Imagery acquired by the European Space Agency’s (ESA’s) Sentinel-2 satellite provides a unique insight into the recent Norilsk diesel spill on the Daldykan and Ambarnaya Rivers and Lake Pyasino in the Russian Arctic.
Developed by ESA, the Sentinel-2 satellite carries an instrument payload that samples 13 spectral bands (four bands at 10 m, six bands at 20 m and three bands at 60 m spatial resolution) to facilitate its key mission: land monitoring.
Downloaded and processed by CGG Satellite Mapping, two true-colour (bands 4, 3 and 2) images show the spread of the spill (the red floating diesel on top of the water) within the local environment across a 24-hour period from May 31st to June 1st.
Such imagery provides important intelligence with respect to the identification of the slick itself and the delineation of its leading edge, which often contains thick concentrates of pollutant. On June 1st, the leading edge is observed downstream of the boom locations reported in a June 9th press release, highlighting that multiple acquisitions, and in particular access to the most recent imagery, can prove critical in making the best decisions. Beyond the initial body of oil in the main river channel, the drift of oil into smaller channels and lakes to the east is also observed, highlighting the increasingly complex evolution of the spill’s impact in this deltaic environment. By the time that the May 31st image was acquired the spill had already moved approximately 12 km downstream from the source of its release – vital intelligence for spill response teams. However, the available imagery provides minimal insight into the circumstances of the release itself, which has been attributed to subsidence of the supports surrounding a diesel fuel storage tank at a heat and power plant operated by Norilsk. One causal mechanism currently being considered is permafrost thawing associated with abnormally mild temperatures.
The wide area coverage and historical archives capabilities of satellite imagery enable the rapid examination of features of interest across a study area through time. Downstream from the spill imaged by the late May/early June 2020 imagery a Sentinel-2 image acquired on 8th June 2020 shows the Norilsk facility (the diesel fuel tank location has been labelled). A red pond to the south west of this is clear to see, which is linked to the local nickel mine. Red colouration can be observed draining away from a pipeline and access track that connects the lake and the facility, an area which falls within the catchment of the local river network. In September 2016 it was reported that the Daldykan river close to this site turned red (https://www.mining.com/norilsk-blood-red-river-runs/) linked to rain water flooding over a filtration dam (https://www.theguardian.com/cities/2016/sep/15/norilsk-red-river-russias-most-polluted-city-clean).

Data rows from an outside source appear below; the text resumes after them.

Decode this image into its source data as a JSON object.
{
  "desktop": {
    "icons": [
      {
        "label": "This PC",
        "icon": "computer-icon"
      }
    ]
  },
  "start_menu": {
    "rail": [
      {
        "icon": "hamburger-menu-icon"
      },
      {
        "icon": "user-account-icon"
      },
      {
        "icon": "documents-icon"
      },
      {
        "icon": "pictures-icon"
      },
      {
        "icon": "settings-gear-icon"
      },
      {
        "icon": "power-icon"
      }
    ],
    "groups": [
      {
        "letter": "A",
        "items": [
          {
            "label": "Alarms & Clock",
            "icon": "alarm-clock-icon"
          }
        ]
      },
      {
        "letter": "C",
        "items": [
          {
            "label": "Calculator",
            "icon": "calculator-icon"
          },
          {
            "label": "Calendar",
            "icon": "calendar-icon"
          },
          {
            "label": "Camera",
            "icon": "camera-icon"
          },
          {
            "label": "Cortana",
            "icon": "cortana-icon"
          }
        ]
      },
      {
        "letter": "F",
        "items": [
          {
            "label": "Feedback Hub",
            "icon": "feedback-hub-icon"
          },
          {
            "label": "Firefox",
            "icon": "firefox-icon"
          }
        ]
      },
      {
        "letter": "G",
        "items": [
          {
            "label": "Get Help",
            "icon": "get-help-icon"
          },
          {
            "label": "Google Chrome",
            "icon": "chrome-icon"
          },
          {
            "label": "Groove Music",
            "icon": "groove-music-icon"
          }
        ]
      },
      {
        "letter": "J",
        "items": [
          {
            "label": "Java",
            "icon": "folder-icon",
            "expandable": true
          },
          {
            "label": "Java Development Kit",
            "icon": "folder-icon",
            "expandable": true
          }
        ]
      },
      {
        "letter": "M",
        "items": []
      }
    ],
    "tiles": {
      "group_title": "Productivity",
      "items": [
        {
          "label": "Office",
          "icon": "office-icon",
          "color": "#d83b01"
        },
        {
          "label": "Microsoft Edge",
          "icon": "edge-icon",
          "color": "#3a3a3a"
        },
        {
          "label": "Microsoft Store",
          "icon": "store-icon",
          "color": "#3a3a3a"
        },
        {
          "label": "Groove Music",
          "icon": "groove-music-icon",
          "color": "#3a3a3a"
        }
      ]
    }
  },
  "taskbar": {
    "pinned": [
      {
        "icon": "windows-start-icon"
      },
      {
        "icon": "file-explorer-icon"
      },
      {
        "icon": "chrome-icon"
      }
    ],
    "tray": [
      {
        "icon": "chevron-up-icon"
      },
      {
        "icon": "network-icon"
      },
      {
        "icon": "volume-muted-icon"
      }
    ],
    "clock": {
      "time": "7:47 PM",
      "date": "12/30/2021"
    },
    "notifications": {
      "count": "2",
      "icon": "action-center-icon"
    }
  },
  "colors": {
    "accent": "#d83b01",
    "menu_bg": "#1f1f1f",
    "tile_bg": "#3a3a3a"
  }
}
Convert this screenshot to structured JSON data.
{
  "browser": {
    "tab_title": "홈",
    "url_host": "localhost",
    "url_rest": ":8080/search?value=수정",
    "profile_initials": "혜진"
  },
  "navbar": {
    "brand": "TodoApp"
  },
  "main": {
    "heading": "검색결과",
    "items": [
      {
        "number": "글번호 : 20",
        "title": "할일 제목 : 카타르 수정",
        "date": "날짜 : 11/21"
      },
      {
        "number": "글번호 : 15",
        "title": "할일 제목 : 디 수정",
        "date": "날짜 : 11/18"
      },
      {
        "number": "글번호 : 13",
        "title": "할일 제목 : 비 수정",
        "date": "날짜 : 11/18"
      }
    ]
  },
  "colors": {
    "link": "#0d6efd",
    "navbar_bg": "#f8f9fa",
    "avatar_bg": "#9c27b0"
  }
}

A very high spatial resolution WorldView-2 satellite image acquired on 25th June 2016 reveals a crimson colouration across parts of the same river system during a time of snow-melt.
Situational intelligence gathered by satellites can benefit site operators through both retrospective investigations and systematic monitoring, the latter of which supports proactive management (including early detection) and environmental due diligence commitments. Our team is uniquely positioned to provide multi-scale, multi-temporal remote intelligence across large industrial sites that deliver unparalleled insights into activity, infrastructure integrity, hazards, accidents and pollution incidents and their regional impacts.